Exercise goal
Please copy each line of the data that includes the string "media".

The data

-----

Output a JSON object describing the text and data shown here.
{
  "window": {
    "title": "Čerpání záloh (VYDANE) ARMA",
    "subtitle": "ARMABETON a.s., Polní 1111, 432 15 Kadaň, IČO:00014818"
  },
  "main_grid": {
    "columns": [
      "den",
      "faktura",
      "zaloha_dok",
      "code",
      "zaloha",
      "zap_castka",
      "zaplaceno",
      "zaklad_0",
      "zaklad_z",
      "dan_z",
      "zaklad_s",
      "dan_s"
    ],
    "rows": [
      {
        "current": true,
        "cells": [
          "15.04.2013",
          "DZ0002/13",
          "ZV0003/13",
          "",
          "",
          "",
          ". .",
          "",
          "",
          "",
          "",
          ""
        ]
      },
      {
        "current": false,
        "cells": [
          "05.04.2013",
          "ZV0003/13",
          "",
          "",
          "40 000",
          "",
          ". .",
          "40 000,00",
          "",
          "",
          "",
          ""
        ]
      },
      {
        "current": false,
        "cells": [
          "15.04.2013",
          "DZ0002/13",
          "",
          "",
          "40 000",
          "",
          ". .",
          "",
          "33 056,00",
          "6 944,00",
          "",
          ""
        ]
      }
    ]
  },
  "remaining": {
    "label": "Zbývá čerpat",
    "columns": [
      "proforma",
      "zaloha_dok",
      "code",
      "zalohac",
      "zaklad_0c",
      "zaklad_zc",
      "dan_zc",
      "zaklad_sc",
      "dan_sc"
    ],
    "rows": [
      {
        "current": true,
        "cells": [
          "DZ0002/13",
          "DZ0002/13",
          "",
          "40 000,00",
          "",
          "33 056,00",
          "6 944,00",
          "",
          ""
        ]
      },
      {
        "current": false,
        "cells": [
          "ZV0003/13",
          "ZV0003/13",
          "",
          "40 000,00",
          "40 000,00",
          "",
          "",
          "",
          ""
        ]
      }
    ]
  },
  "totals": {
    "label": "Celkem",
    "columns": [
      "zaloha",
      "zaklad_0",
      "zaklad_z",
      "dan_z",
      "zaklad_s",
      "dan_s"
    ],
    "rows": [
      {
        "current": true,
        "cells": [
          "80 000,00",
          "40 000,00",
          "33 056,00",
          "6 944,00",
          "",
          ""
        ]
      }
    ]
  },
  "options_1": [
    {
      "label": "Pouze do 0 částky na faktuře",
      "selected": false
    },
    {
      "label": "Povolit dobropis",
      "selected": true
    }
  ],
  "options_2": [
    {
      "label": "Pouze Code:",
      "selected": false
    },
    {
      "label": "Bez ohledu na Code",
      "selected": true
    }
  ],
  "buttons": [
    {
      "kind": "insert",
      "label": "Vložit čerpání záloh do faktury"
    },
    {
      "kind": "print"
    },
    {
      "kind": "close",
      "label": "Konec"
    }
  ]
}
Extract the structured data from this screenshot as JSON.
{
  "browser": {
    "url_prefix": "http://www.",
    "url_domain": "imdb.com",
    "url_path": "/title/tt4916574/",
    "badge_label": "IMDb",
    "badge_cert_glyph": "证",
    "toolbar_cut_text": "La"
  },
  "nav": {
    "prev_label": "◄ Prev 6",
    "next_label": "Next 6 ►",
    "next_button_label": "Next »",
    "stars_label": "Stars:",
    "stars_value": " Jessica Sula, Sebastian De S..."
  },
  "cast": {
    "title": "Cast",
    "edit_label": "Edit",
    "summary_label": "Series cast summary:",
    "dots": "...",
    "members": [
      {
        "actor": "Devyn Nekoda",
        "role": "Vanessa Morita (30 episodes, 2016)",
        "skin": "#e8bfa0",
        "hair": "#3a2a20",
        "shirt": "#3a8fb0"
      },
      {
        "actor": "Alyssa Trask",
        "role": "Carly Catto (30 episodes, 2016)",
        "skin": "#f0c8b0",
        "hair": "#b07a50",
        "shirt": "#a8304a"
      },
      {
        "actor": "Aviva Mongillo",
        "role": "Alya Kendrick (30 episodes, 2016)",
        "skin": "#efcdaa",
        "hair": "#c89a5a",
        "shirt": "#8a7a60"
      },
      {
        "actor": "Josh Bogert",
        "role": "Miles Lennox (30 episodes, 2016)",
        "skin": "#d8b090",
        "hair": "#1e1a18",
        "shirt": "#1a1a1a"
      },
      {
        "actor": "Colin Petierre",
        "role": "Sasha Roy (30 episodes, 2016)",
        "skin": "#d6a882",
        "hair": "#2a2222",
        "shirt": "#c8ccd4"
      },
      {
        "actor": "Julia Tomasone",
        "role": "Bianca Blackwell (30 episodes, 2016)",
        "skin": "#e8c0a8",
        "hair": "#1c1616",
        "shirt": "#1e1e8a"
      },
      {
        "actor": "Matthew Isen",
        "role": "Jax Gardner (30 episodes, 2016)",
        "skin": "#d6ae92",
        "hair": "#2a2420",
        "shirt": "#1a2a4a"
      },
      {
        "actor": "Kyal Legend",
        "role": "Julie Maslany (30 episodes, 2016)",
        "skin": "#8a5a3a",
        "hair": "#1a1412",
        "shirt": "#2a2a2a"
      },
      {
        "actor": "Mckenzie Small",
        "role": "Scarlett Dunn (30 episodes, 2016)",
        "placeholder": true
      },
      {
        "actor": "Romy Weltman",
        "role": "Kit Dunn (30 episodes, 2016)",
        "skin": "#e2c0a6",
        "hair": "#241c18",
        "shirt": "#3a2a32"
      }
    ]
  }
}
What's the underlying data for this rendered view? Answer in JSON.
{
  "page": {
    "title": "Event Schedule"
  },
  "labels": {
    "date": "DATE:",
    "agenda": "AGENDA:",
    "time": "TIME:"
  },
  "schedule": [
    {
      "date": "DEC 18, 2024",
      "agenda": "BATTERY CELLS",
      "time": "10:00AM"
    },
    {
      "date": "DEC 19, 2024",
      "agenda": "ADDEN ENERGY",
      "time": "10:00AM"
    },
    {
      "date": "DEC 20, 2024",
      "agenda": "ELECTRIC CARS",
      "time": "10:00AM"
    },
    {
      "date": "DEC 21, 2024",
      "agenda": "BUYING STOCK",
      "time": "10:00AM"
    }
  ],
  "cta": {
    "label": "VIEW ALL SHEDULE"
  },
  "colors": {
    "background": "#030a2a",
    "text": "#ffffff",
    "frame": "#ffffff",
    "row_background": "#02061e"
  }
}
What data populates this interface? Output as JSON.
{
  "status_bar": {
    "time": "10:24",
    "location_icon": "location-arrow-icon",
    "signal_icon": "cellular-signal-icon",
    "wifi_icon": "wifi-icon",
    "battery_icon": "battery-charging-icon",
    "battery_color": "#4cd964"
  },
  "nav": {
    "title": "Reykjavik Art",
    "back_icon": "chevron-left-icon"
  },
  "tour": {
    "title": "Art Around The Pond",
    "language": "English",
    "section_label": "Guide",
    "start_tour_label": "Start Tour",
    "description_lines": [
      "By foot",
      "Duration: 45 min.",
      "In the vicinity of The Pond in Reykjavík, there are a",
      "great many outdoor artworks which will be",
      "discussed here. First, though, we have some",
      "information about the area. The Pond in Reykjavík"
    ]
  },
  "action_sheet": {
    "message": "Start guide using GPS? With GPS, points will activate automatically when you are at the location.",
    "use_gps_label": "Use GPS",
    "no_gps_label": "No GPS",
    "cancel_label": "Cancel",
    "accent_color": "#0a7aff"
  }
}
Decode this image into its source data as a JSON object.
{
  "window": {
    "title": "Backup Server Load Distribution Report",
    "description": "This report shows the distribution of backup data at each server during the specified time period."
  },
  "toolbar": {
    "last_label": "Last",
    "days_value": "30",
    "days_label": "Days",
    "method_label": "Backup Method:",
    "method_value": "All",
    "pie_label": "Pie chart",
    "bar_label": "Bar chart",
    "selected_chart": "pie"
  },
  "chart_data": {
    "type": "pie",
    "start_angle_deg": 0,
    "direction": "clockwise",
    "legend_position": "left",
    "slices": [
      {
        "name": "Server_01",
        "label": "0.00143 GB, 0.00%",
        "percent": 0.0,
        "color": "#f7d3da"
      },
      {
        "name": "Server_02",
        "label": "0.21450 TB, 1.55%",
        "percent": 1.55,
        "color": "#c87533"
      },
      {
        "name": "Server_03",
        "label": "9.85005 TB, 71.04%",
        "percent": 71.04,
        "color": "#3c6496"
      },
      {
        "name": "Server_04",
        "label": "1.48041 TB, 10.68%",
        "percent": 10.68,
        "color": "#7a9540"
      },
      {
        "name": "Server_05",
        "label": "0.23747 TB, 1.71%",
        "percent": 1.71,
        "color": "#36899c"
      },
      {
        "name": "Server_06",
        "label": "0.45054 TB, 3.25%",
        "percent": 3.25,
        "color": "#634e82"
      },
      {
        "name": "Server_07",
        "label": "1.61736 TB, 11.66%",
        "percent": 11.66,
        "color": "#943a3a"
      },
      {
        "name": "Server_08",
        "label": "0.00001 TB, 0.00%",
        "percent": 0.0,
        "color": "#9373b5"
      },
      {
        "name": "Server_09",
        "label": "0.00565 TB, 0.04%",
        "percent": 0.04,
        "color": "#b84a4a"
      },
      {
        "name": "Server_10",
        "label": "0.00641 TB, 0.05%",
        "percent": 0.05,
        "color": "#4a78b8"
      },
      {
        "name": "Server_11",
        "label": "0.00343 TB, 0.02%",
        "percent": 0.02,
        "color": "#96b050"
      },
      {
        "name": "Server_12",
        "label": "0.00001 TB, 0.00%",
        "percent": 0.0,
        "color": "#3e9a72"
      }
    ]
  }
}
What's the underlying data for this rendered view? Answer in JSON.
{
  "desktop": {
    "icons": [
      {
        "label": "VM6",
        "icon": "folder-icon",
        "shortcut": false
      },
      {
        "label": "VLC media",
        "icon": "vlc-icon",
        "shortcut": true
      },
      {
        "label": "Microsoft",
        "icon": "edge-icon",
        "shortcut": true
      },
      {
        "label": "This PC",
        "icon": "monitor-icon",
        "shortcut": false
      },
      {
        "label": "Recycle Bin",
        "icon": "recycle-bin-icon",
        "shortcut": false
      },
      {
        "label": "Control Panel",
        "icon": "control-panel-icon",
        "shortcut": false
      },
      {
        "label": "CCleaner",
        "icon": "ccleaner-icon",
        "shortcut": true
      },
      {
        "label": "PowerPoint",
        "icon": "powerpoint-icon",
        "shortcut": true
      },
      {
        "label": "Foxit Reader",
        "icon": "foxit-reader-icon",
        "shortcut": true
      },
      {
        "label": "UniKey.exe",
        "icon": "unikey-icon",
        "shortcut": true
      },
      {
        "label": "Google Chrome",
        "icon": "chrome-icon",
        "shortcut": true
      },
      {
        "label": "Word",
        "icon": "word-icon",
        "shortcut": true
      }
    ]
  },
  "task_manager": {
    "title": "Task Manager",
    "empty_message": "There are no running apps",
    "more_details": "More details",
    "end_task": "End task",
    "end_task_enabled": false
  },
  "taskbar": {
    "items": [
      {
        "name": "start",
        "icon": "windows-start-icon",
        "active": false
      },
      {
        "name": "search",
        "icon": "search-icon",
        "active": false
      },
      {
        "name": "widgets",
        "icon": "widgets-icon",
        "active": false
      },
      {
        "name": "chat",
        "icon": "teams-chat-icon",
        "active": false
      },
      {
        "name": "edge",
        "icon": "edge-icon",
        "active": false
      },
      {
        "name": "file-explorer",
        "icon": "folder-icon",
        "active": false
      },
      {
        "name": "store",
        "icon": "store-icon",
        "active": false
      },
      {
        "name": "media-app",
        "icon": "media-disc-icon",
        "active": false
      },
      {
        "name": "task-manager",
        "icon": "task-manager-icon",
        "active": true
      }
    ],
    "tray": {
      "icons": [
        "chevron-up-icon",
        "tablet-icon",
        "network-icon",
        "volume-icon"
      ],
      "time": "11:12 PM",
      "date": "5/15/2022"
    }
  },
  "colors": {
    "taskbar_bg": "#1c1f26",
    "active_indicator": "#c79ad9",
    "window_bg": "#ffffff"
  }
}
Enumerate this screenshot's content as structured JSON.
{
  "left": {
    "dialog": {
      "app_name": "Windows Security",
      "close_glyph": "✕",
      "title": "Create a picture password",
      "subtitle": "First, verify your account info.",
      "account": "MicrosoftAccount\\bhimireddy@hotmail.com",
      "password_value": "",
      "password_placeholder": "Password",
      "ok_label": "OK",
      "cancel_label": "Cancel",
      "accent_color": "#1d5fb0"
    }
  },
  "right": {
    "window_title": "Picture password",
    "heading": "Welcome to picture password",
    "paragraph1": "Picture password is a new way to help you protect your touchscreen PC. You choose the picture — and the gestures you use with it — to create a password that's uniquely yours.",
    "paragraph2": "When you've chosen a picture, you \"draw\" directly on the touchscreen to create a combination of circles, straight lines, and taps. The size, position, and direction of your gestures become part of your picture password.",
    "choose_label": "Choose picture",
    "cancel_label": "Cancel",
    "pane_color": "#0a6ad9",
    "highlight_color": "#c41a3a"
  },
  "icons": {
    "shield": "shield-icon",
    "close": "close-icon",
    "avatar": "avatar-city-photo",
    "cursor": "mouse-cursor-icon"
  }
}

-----

Solution to this exercise
        "label": "VLC media",
        "name": "media-app",
        "icon": "media-disc-icon",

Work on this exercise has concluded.